What inspired you to write your memoir?
I was posting daily reports of my skateboarding trip across Japan on my blog and many people were telling me how much they enjoyed reading them. A friend suggested that I should write a book, and so after many many hours of sitting in a cafe and rewriting, I had my first book.
About your Book:
After seven years and 20 passport stamps from going to Japan and back, Sean quits the Alaskan oilfields to move to Tokyo and live the Japanese dream. His new life includes eating ramen noodles, riding immaculate trains, drinking beer outside without getting put in the back of a police car for it, and dating girls with chests much smaller than his.
Life is good at first. Sean attends a Japanese language school, doesn’t work and generally splits his time between playing Playstation and exploring the streets of Tokyo on his skateboard. Then he gets a job teaching English, during which he hands small children paper balls so they can throw them at the stick figures of white and black people drawn on the whiteboard.
The new job is fun for a while but it soon grows old. Sean grows tired of wearing a necktie while it feels as if the best years of his life are slipping away like beach sand through his fingers. Life becomes a boring routine again, and he takes to popping the caps off fat-tipped, black Magic Markers and sniffing them in between teaching periods just to feel alive again. But soon his tolerance grows, making the high disappear and he becomes even more unhappy.

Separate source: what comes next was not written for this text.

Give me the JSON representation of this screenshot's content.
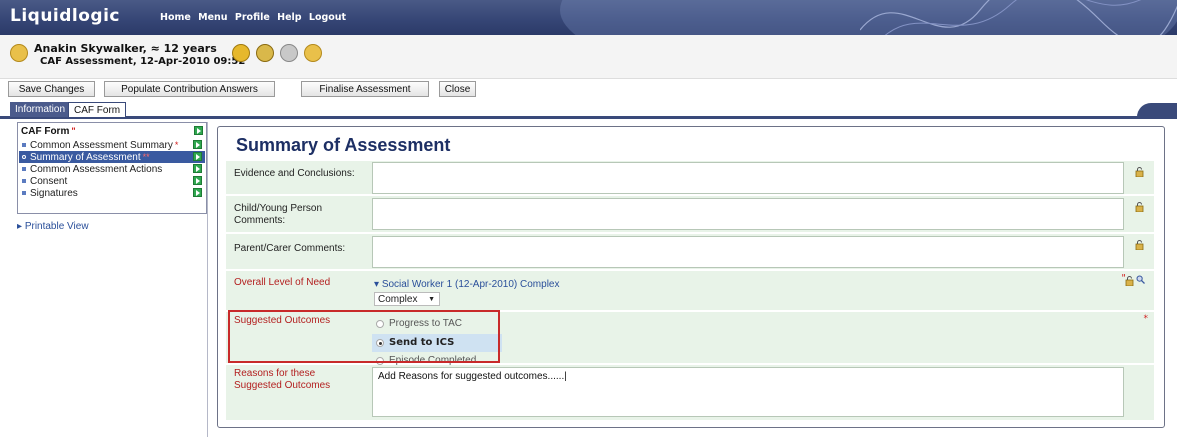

So what does he do? He summons balls the size of a wild tanuki to tell his boss he quits and watches Forest Gump in Japanese over and over. Then, together with his skateboard, Sean hops on a plane to Hokkaido (Japan’s northernmost island) where this story begins.
How did you decide how to publish your book and where is it published through:
Another friend introduced me to Kindle self-publishing, and I was immediately interested. It’s only on Amazon at the moment.
How do you see writing a Memoir as different from writing other genres of books?
An imagination isn’t necessary to write a memoir. You don’t have to make anything up, just go out and do something you’re interested in and share you’re experience. Somebody out there will be interested.
Sean lives in Tokyo in a shoebox-sized apartment. In his free time and while at his 9-5 job, if he can or can’t get away with it, he likes to read, write, and daydream of new adventures he’d like to set out on, like skateboarding across Cuba and changing his name to Sancho Panza and riding a donkey across China.